Indian mobile phone market rivals Vodafone and Bharti Airtel purchased airwaves worth some $3bn each in a fiercely contested auction that raised nearly $10bn (£6bn) in total, far beyond New Delhi's target.
The government had hoped to raise at least $1.8bn (£1.1bn, €1.3bn) from the auction, which ended on 14 February after 10 days of bidding, to help reduce its budget deficit.
It will now rake in a minimum $3bn upfront from the auction. Companies need to pay a quarter to a third of the winning price to begin with and the rest within the next 12 years.
Market leader Bharti Airtel and second-ranked Vodafone said they had bagged airwaves in the premium 900 megahertz band available in three metros – the capital city Delhi, Mumbai and Kolkata.
The stakes were particularly high for Vodafone and Bharti, which operate on the relatively more-efficient 900 Mhz band across key cities. Their rights were to expire in November and the transition to another band would have been an expensive affair.
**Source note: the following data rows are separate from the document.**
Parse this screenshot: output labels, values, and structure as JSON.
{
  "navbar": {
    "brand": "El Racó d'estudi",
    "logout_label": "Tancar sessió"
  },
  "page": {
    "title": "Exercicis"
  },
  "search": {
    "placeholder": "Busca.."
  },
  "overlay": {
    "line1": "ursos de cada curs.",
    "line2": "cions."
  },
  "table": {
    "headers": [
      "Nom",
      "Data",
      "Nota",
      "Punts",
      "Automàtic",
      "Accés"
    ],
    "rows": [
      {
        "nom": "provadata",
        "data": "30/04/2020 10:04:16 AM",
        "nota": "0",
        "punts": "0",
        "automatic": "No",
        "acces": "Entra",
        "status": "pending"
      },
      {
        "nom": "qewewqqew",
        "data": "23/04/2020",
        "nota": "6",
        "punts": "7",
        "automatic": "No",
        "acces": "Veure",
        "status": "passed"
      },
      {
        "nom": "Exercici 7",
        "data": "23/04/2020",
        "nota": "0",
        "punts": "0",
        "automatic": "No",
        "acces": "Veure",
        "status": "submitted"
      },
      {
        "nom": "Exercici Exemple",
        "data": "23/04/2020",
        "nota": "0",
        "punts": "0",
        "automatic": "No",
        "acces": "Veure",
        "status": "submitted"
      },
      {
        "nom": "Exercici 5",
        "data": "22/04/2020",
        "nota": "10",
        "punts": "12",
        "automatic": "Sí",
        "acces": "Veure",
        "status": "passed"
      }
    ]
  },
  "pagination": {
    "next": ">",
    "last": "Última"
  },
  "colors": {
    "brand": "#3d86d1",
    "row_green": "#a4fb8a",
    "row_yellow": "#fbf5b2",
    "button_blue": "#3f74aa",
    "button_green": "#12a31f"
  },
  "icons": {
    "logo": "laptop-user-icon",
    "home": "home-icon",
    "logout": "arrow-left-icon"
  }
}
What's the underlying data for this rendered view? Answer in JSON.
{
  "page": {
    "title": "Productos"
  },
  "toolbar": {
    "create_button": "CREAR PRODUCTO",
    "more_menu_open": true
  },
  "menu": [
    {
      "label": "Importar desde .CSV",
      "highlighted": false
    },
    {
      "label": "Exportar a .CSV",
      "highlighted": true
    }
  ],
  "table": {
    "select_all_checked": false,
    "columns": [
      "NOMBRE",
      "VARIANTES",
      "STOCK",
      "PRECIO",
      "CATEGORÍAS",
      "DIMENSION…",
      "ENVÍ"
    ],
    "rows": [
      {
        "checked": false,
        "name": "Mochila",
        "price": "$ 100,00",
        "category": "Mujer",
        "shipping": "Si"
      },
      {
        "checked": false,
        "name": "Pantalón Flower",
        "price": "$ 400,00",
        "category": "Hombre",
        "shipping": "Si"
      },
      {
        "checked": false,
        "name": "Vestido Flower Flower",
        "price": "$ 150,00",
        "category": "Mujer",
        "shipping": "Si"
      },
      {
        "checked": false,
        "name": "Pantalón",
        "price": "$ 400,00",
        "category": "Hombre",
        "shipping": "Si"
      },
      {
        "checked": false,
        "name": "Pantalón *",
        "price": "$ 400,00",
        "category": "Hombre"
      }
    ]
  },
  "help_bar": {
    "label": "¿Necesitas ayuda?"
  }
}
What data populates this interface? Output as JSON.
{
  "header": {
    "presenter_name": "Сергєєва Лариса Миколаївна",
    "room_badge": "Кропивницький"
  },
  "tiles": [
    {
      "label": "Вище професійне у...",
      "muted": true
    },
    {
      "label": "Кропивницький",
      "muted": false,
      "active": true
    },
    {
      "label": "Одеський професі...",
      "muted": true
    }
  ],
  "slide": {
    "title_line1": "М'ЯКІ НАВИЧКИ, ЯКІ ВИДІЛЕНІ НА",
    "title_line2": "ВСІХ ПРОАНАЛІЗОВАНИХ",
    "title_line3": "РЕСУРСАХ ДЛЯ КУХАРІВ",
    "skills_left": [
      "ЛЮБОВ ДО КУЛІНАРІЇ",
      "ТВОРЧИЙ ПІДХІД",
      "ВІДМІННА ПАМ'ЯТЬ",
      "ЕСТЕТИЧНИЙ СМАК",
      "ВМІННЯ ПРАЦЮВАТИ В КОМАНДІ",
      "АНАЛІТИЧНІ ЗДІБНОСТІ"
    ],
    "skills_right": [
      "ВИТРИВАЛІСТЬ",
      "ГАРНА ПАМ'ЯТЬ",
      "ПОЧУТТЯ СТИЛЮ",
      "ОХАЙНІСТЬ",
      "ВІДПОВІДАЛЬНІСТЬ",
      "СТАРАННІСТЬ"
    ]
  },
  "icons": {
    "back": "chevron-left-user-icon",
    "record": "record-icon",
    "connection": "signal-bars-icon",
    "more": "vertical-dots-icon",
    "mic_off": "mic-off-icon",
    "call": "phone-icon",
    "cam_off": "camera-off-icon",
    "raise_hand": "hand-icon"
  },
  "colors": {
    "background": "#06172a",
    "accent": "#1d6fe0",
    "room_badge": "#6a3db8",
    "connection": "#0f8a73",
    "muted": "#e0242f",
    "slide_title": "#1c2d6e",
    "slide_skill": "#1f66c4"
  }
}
The third-largest player, Idea Cellular, spent $1.7bn on new airwaves including in the 900 Mhz band in Delhi.
Vodafone, Bharti and Idea said they could use the 900 and 1800 spectrum bands to rollout mobile data services.
Mukesh Ambani-led Reliance Industries, a new player in the telecom sector and a potential threat to the incumbents, bought airwaves in the 1800 Mhz band in 14 locations, the government said.
Reliance was also expected to win airwaves in the 900 Mhz band in the key cities, which would have hurt the market leaders. While Reliance did not divulge investment details, PhillipCapital estimated it spent about $1.7bn.
Other firms such as Telenor's Indian arm, Anil Ambani-led Reliance Communications and Aircel won airwaves in the 1800 MHz band in some zones.
Companies have the right to use the airwaves for 20 years.
"The incumbents have clearly strengthened their data footprint. Of course they have spent a lot, but this was necessary to save their turf," Naveen Kulkarni, a Mumbai-based telecoms analyst at PhillipCapital told Reuters.
"The government is happy and we will see a smile on the face of the finance minister," telecoms minister Kapil Sibal said, after the auction ended.
Spectrum auctions in March 2013 and November 2012 failed as several bidders stayed away, complaining that the base prices for bids were too high. The government was compelled to slash reserve prices for the latest auction.
In 2010 India raised $17bn from the sale of airwaves for 3G and 4G services.
Reliance Industries already owns 4G spectrum nationwide from the 2010 auction but has not rolled out services. The latest 1800 band purchase would help it improve 4G coverage.
India had originally sold airwaves for basic mobile services through a state-selection process, but opted for an open auction in 2012 after a scandal over mis-selling of permits.